Hampton Inn Offers Me Refund For Canceled Reservation, Changes Its Mind And Charges Me $500

This Hampton Inn first promised to refund a guest's reservation, then claimed it never said such a thing.

This Hampton Inn first promised to refund a guest’s reservation, then claimed it never said such a thing.

Many hotels have rather strict cancellation policies, which is understandable since it’s bad for business if people book rooms and then fail to show up. What’s not so understandable is a hotel that decides it has a strict cancellation policy after it’s allowed a guest to cancel and provided her with a cancellation number.

This is what Consumerist reader Amy says happened to her mother recently with a Hampton Inn here in Pennsylvania.

According to Amy, her mom had to cancel her reservation due to a family emergency, so she contacted the hotel to see what its policy is.

“She was told she had plenty of time to cancel,” writes Amy. “So she spoke to a nice young woman who said she would take care of the cancellation, and gave her a cancellation number. At this point we thought everything was taken care of.”

But a few weeks later, Amy’s mom looks at her bank statement and sees that the hotel had gone ahead and hit her with a $500 charge for her entire canceled reservation.

“She called the Hampton Inn and they said it would have to be something that was dealt with through their corporate office,” Amy tells Consumerist. “When she called the corporate office they informed her that she had actually booked a no-cancellation room, which was her own fault. HOWEVER they said that since the hotel made the mistake of saying we could get a full refund, and even issuing her a cancellation number then they should still be able to refund the full rate, they just had to check with the hotel first.”

Another couple of weeks go by, and Amy’s mom gets a call from someone at Hilton, the parent company for Hampton Inn.

The Hilton rep gave her the bad news that the hotel is now denying that it ever offered Amy’s mom a refund on her reservation.

“The woman at the corporate office even said that if it were up to them they would just refund it, but those decisions are made by the individual hotels,” says Amy. “So even though we have a cancellation number, the hotel just says ‘oh well that never happened’ and my mother is out $500.”
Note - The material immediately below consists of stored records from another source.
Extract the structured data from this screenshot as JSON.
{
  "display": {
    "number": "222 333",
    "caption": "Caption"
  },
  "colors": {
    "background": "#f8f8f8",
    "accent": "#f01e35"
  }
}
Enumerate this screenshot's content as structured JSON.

Amy says she completely understands that her mother may have reserved a non-refundable room, but doesn’t understand why Hampton Inn failed to mention this when it promised to refund her mother the full amount of her reservation. Instead, it waster five weeks of everyone’s time, all just to end up with an unhappy customer who probably won’t be staying at a Hilton-owned hotel anytime soon.
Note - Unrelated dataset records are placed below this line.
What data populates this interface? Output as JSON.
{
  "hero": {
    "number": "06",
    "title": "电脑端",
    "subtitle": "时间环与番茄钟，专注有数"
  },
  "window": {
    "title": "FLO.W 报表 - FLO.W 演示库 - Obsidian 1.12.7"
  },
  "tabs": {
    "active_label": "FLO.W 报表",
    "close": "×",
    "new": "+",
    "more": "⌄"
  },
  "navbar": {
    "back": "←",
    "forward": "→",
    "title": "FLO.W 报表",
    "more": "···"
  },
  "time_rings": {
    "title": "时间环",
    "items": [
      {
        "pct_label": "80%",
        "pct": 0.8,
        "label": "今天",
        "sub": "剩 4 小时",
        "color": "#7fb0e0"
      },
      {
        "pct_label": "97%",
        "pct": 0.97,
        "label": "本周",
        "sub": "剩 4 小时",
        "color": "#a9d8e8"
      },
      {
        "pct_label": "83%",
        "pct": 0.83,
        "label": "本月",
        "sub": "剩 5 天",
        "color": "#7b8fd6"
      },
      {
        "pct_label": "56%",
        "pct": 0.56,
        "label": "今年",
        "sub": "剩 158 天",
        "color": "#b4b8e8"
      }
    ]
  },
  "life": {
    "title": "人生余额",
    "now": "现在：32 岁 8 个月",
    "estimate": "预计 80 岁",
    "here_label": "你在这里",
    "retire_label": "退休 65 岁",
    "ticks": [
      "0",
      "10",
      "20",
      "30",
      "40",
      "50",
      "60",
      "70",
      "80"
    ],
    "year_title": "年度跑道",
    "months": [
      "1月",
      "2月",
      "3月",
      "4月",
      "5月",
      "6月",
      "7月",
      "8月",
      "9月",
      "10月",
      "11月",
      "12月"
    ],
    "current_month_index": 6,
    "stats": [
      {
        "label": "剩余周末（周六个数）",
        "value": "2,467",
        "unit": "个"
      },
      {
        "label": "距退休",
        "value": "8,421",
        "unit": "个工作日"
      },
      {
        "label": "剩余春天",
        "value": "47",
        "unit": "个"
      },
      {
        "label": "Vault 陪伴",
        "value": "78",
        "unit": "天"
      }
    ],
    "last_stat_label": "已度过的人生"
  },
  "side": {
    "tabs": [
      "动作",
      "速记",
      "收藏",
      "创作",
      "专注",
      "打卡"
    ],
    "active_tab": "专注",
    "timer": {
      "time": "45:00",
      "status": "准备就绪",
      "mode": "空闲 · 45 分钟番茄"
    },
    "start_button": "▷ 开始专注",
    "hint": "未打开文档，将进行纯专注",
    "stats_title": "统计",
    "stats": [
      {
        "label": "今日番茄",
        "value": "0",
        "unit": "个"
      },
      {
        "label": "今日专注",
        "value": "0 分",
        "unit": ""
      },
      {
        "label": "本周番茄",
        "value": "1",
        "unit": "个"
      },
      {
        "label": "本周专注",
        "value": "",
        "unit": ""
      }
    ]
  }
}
We’re reaching out to Hilton to see if it has a side to this story that might explain why the hotel first told Amy’s mom it would refund her reservation and why it took so long to suddenly realize she’d made a non-refundable reservation.
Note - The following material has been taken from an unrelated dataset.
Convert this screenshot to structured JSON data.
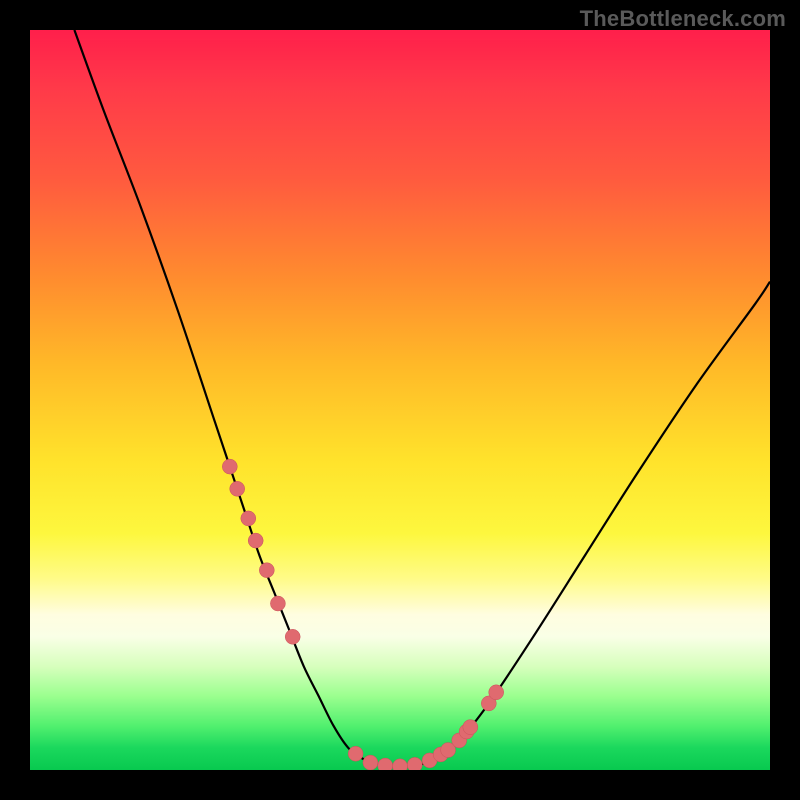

UPDATE: After putting Amy and her mom in touch with Hilton HQ, they were able to get a refund for the full amount.